Source information Start Marker

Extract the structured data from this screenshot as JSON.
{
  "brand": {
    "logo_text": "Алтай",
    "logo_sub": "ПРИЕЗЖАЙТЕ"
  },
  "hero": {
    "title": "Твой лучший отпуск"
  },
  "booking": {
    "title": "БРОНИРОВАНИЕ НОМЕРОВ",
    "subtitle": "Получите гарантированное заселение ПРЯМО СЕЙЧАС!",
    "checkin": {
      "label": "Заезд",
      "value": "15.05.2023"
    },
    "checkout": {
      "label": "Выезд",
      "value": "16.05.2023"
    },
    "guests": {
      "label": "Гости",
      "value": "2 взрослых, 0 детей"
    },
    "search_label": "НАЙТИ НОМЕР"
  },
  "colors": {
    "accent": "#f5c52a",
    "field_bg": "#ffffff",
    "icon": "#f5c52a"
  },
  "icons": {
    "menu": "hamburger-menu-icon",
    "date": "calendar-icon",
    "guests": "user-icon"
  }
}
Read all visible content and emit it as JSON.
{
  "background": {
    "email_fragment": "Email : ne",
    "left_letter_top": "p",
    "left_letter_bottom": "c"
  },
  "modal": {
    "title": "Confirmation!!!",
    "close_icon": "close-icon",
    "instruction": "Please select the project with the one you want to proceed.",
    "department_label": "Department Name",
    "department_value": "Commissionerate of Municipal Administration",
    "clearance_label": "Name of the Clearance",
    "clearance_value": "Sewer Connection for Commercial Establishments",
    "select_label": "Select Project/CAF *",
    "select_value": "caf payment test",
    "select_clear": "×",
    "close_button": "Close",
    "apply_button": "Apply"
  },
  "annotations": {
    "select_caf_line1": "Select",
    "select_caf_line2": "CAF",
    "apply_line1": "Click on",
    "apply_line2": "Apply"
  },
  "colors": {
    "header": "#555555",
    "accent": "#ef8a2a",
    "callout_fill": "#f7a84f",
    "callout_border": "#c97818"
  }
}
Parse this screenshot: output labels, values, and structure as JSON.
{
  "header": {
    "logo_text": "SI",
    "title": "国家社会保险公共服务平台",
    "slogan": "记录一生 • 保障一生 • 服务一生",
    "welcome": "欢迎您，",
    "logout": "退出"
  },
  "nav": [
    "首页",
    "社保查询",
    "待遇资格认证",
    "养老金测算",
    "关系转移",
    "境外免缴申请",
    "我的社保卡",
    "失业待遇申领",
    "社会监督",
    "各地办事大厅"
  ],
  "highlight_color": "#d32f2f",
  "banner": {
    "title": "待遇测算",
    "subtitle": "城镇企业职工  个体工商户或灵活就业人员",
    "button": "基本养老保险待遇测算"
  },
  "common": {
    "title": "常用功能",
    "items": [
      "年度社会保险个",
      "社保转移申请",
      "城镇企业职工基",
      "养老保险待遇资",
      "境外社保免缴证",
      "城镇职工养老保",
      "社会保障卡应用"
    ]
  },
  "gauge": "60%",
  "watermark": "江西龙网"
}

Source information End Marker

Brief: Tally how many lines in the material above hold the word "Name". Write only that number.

Your solution: 2